- **WHAT THE TASK REQUIRES**
Each line containing the string "Singapore" should be copied out of the entries.

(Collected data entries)
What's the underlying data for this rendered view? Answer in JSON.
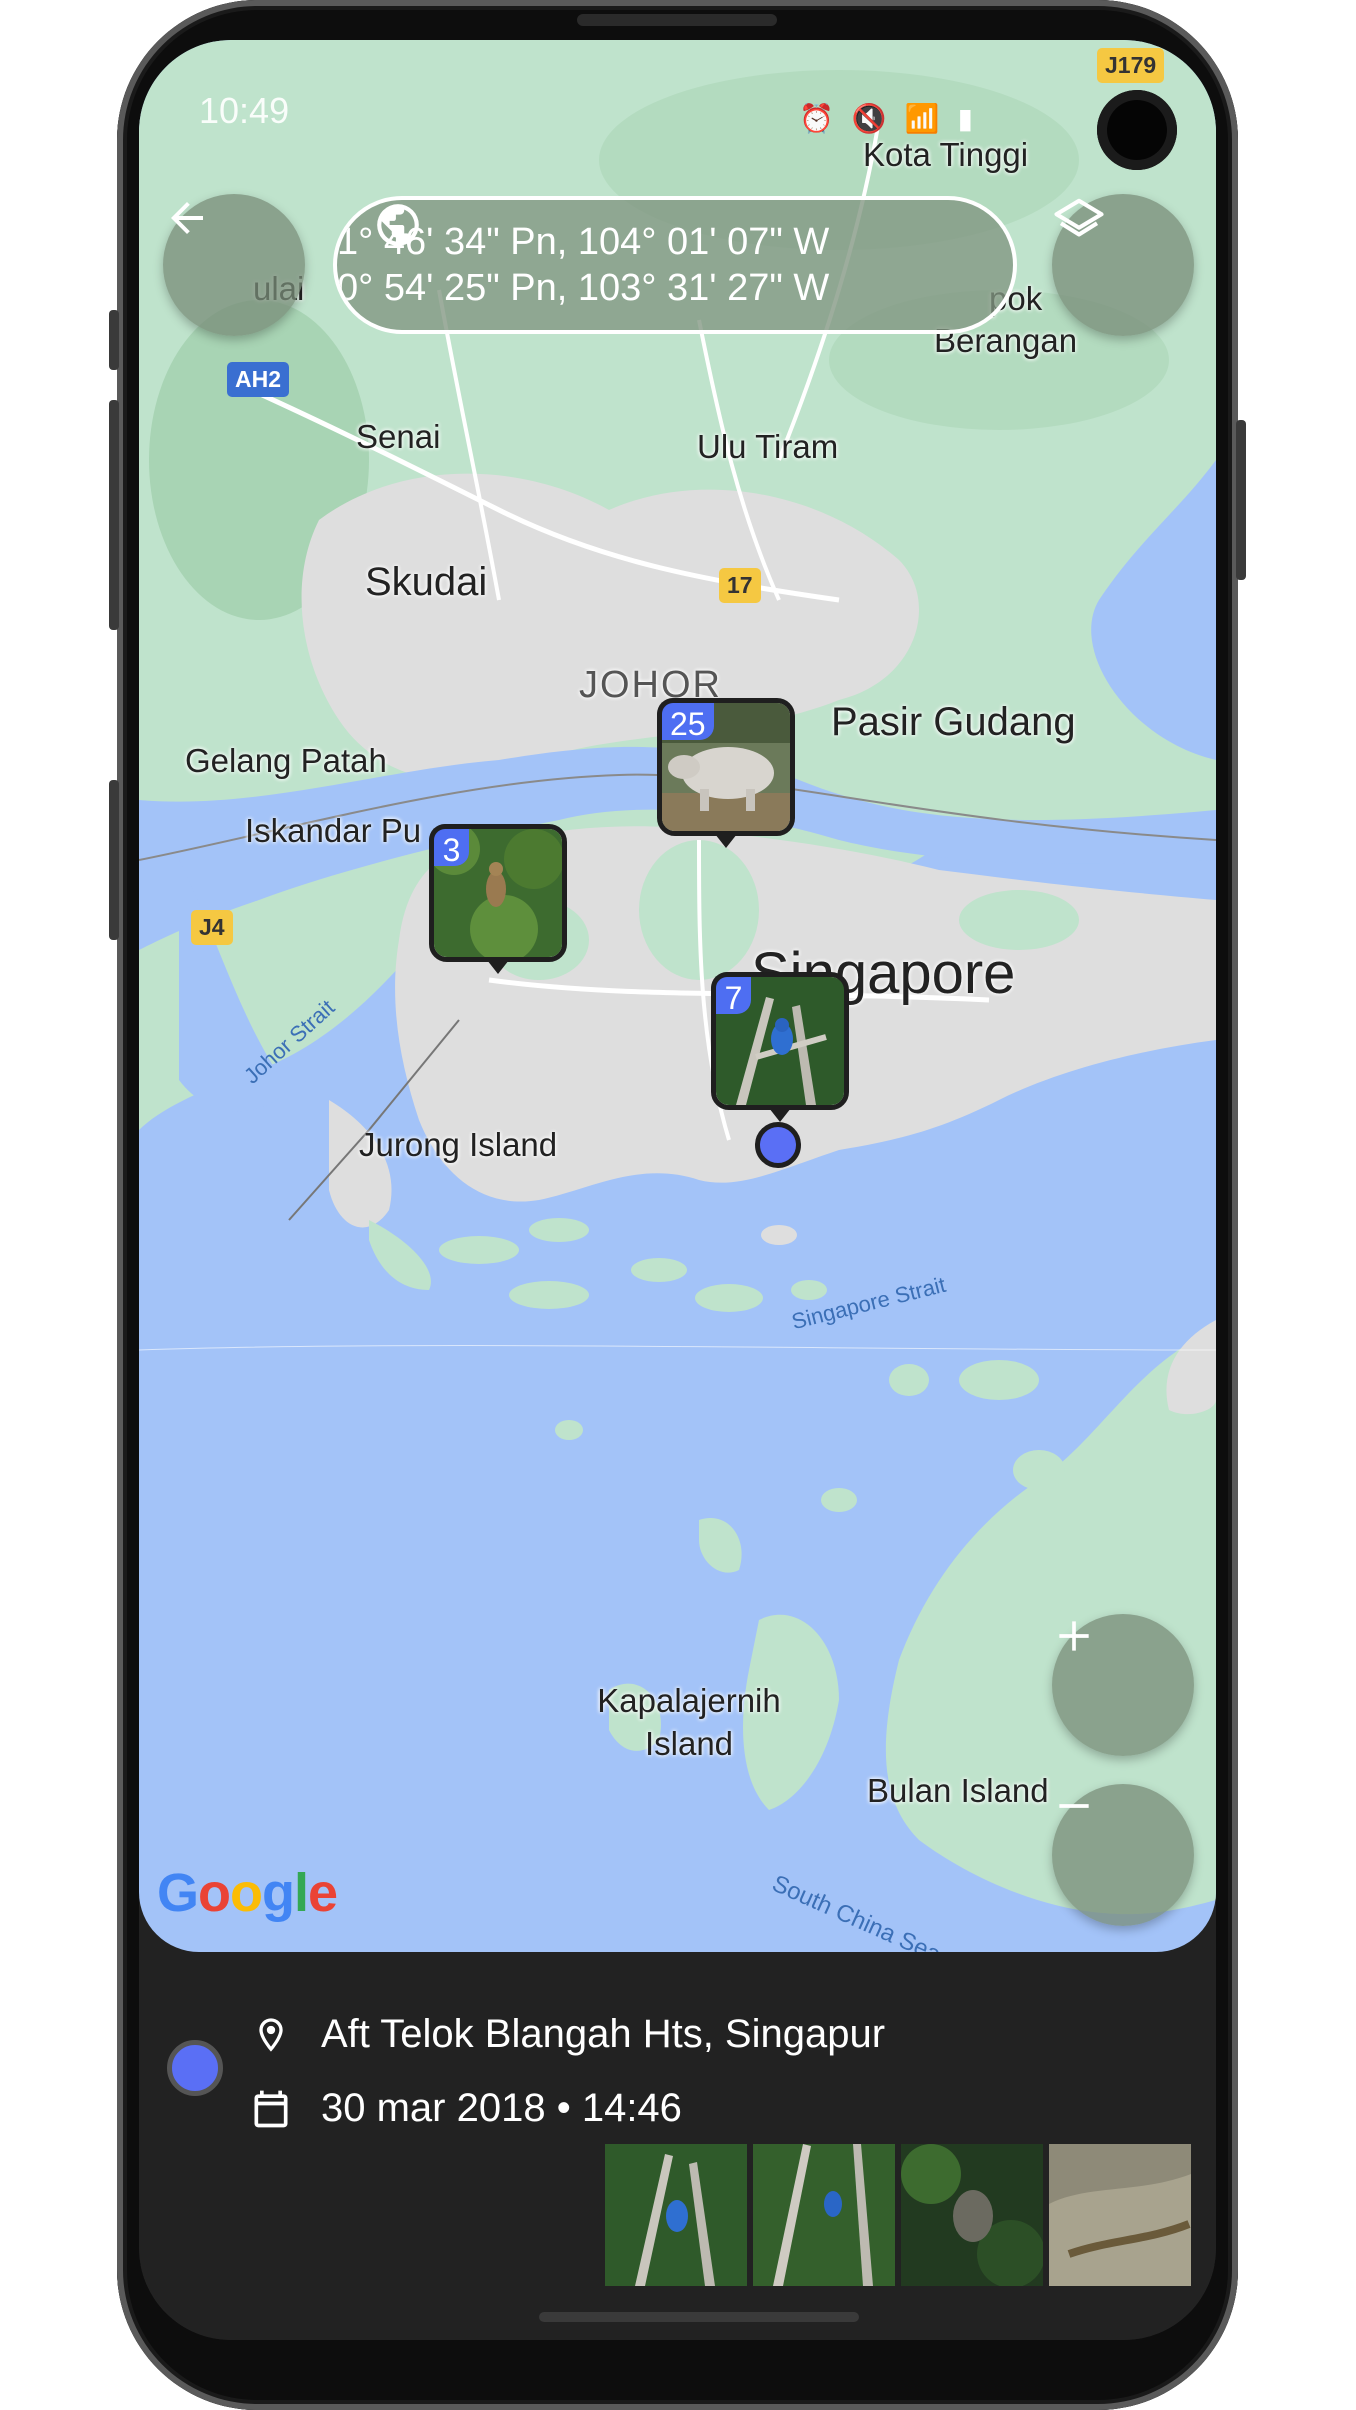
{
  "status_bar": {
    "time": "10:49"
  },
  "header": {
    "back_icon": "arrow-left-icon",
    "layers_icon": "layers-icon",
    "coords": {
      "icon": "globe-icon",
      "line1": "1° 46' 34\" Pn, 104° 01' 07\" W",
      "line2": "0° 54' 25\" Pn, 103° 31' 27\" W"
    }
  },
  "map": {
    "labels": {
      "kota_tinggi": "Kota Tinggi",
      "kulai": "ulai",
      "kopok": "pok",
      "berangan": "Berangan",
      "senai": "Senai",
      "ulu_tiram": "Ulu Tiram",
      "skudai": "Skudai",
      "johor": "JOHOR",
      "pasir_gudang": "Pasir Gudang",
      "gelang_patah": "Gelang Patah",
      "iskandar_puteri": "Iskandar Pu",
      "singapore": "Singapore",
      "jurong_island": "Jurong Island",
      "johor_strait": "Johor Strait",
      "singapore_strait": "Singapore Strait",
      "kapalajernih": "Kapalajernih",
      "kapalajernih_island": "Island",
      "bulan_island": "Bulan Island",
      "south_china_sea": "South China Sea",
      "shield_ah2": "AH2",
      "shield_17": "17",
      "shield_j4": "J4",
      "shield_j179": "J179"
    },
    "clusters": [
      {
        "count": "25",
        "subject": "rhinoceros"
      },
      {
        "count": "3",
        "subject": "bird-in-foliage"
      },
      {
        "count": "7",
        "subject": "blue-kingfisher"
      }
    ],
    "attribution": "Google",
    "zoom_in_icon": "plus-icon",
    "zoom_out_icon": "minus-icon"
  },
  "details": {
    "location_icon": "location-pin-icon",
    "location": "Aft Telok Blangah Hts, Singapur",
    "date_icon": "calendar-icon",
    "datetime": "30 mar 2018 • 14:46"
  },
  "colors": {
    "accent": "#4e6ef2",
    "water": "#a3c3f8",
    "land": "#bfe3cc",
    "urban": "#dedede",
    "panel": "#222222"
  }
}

- **EXPECTED ANSWER**
      "singapore": "Singapore",
      "singapore_strait": "Singapore Strait",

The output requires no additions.